by Amanda Quinn
The Slate Belt of Pennsylvania lies at the base of Blue Mountain, a ridge of the Appalachians, and contains numerous beds of quality slate. Started in the mid-nineteenth century in Bangor, PA by immigrants from Wales, the slate industry spread rapidly to nearby towns. Slate was used for a number of purposes, including blackboards and flooring, but mainly it was used as roofing tile, because of its durability. Roofs made of slate can last hundreds of years.
Slate production grew steadily, and at its peak in the early twentieth century generated millions of dollars yearly. Since slate requires extensive labor to quarry, it employed thousands of men and contributed to the immigration of many groups to the area. Hundreds of quarries supported entire towns across the northern Lehigh Valley. Arguably, slate played a significant role in building up Pennsylvania’s economy. In the early 1900’s asphalt roofing tiles were invented. They were cheaper, lighter and easier to install than slate tiles. Production slowed during WWI, due to less demand for new houses and a lack of labor as men went off to war. Almost all slate quarries in Pennsylvania are now abandoned. Penn Big Bed Slate Company operates the two remaining active quarries in Slatedale and Pen Argyl, using processes have changed little since the beginning of the industry.
As was typical of Pennsylvania mining regions, the towns of the slate belt also became prime locations for the textile and garment industries. An industrious workforce and close proximity to the fashion hub in New York City provided excellent conditions for establishing fabric mills and garment factories. Even as the slate mines continued to decline after World War II, the garment factories thrived into the 1970s. After the near disappearance of garment factories in the region, there is now a resurgence of refurbished small factories in Roseto, Bangor, and Allentown.

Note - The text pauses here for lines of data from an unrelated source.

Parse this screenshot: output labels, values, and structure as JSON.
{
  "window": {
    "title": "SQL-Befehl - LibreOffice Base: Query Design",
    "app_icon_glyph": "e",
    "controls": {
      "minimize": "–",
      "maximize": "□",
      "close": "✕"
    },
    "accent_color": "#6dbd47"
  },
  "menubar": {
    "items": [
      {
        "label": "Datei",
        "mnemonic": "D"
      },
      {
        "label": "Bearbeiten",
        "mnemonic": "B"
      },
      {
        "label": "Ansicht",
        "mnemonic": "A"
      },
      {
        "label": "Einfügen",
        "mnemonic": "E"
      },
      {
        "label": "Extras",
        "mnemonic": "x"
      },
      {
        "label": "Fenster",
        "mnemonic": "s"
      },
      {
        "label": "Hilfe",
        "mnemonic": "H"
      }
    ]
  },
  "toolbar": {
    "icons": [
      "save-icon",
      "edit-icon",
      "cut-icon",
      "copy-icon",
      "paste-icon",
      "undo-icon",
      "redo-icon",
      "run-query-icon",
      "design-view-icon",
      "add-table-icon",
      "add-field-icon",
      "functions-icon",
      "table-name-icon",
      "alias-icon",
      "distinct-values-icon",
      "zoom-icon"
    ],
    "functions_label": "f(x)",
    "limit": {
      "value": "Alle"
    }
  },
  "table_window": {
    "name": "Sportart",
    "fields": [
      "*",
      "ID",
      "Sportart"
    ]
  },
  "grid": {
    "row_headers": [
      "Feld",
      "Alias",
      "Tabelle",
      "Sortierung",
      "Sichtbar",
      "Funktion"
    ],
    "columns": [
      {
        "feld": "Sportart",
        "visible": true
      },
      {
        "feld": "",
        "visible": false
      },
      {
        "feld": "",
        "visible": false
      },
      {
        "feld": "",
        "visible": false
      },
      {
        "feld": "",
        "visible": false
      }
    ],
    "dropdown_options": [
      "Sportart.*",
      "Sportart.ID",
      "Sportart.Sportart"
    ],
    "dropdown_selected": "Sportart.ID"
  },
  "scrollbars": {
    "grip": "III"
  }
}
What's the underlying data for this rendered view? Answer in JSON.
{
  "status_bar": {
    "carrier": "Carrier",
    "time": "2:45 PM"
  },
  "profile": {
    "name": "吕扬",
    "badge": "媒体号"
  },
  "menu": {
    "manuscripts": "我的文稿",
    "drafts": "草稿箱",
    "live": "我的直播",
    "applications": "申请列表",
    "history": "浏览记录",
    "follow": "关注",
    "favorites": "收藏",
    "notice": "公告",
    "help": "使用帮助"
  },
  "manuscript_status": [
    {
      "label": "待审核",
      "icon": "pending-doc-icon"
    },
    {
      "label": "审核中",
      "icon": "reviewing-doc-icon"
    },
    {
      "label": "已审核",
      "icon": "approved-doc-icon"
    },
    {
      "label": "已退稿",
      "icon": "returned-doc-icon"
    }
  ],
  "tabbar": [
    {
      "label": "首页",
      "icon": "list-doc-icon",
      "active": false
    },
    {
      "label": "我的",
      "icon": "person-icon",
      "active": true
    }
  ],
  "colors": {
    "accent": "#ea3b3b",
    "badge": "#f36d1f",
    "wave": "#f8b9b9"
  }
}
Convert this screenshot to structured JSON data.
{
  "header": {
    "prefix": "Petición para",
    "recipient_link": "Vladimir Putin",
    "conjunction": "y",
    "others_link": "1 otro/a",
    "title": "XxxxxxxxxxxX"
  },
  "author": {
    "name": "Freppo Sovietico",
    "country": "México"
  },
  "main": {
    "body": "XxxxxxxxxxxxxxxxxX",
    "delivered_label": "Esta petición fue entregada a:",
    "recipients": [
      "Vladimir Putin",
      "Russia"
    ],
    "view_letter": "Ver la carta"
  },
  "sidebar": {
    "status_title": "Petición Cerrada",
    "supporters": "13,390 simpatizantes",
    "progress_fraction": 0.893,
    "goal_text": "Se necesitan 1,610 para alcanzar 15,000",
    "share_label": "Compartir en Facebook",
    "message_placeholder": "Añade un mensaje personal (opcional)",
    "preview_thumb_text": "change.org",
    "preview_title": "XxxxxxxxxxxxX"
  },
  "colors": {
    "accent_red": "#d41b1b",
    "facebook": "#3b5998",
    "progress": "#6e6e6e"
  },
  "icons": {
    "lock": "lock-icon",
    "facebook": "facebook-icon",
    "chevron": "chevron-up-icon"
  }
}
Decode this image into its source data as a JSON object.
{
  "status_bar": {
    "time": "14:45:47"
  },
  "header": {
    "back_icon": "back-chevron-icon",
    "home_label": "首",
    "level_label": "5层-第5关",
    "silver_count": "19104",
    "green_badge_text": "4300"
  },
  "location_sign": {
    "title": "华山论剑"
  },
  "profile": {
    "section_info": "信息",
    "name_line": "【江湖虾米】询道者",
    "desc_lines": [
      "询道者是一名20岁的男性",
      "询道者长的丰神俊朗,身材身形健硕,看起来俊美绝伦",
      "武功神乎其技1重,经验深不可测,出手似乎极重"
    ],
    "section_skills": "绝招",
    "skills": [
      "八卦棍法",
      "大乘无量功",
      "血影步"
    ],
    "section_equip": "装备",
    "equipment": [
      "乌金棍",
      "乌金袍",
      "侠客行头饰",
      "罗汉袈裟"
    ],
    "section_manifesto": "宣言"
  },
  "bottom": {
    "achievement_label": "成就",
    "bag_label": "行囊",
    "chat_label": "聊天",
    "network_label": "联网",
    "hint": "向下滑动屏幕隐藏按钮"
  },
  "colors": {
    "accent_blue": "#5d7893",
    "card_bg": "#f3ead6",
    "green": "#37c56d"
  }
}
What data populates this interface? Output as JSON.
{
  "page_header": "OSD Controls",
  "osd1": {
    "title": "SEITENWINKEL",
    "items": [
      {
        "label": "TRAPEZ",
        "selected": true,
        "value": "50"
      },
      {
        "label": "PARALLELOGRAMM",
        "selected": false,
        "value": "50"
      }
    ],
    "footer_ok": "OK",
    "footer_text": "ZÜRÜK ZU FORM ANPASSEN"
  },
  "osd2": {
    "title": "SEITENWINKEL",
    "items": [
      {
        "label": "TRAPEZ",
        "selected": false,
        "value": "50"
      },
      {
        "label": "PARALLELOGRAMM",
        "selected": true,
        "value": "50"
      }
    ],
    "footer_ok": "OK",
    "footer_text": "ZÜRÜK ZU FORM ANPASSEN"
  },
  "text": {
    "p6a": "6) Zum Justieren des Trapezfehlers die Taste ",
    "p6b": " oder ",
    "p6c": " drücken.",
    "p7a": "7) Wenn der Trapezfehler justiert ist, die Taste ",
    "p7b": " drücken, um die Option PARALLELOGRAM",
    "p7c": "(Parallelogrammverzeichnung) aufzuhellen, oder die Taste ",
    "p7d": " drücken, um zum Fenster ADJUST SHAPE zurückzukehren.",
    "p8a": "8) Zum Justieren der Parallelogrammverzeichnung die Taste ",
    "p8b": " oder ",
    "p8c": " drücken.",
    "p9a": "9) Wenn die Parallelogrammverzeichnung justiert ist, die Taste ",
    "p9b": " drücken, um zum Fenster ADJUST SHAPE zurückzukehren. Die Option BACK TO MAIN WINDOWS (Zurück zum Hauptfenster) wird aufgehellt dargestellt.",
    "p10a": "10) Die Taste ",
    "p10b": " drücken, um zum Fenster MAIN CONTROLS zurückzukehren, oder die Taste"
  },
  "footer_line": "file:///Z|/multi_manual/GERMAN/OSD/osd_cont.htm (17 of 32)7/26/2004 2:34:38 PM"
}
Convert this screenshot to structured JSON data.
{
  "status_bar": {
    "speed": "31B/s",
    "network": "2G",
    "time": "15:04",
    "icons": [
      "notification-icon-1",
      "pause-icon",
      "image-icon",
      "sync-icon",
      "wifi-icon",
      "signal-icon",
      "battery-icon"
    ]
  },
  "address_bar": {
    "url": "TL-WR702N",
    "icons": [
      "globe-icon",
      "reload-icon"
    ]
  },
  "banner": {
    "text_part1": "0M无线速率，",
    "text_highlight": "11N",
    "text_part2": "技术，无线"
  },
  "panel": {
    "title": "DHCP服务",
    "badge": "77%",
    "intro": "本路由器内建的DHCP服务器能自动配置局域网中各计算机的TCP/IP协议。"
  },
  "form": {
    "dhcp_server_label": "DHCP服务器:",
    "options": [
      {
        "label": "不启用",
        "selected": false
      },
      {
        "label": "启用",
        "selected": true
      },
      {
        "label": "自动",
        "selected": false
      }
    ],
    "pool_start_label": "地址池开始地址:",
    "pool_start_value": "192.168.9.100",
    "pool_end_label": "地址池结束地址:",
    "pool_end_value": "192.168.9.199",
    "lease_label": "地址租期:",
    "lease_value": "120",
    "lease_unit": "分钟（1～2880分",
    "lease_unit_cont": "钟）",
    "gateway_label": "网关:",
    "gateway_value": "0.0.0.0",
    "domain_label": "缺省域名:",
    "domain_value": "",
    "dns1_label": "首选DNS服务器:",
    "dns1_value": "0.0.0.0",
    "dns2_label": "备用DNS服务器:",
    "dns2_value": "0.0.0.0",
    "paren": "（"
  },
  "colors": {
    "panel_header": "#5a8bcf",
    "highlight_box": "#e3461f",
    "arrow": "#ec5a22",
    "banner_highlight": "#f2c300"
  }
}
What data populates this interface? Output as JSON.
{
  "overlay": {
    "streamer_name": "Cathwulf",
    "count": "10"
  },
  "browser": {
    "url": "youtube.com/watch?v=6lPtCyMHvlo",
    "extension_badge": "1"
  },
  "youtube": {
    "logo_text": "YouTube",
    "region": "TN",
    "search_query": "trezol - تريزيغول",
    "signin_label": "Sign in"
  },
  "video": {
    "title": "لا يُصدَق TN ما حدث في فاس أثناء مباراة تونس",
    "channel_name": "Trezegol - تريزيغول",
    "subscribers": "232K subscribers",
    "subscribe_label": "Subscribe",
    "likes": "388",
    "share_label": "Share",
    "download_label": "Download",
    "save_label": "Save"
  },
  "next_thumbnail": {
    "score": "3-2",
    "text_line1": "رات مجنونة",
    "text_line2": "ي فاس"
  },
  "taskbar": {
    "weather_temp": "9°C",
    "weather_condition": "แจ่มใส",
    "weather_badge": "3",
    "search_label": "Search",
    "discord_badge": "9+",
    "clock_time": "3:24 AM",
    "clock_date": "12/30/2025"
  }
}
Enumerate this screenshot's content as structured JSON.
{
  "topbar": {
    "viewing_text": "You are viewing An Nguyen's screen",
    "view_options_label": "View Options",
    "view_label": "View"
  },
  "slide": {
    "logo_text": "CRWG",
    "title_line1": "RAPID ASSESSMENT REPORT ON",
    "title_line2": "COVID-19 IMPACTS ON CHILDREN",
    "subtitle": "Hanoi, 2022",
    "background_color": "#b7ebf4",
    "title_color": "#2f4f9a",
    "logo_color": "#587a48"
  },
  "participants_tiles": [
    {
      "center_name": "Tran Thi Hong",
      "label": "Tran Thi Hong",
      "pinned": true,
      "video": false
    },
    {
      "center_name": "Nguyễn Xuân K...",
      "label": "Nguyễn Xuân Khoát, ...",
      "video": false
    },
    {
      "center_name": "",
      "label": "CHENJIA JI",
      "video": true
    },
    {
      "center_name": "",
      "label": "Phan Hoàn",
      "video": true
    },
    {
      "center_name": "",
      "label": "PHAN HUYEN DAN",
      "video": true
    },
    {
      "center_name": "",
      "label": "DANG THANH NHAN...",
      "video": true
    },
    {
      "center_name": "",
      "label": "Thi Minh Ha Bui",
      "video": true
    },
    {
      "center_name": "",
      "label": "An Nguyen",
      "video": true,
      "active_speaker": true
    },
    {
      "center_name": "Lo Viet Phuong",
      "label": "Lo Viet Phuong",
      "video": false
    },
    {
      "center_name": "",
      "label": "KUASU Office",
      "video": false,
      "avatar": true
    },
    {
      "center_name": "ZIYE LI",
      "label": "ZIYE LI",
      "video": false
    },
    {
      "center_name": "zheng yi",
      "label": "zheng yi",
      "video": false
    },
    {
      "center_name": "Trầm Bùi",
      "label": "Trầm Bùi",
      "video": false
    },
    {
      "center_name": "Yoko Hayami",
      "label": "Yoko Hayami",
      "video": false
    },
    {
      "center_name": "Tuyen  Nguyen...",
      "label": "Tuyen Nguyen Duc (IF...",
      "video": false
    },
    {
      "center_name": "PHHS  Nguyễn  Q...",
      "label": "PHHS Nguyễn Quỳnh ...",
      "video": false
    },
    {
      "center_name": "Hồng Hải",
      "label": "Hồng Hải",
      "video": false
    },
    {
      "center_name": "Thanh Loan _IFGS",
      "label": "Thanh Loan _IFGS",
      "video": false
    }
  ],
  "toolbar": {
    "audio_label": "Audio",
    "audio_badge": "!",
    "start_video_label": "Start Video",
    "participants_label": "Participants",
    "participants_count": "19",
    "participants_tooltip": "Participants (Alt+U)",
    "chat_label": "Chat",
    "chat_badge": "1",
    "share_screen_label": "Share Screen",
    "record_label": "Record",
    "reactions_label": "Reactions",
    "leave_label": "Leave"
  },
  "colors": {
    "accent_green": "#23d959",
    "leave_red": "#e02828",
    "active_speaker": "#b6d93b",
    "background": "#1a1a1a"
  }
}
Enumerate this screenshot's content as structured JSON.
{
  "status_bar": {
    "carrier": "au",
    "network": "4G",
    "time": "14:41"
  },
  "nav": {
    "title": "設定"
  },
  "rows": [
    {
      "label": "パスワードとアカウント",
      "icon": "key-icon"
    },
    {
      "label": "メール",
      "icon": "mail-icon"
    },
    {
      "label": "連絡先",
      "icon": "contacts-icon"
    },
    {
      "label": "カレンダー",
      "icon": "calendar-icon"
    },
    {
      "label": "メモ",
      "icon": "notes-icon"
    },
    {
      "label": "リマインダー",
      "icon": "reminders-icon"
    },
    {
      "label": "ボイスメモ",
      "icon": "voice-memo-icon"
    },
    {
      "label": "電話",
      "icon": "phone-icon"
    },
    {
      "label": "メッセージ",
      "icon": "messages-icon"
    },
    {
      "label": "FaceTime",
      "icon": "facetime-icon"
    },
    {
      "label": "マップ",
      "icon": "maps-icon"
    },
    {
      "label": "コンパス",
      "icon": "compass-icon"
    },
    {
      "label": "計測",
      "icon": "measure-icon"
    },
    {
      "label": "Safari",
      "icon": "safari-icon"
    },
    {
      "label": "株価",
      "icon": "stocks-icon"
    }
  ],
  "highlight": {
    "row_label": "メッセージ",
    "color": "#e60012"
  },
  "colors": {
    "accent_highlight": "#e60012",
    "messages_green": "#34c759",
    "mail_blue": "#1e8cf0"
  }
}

Photographs by Bliss, Easton, PA. Courtesy of Slate Belt Heritage Center.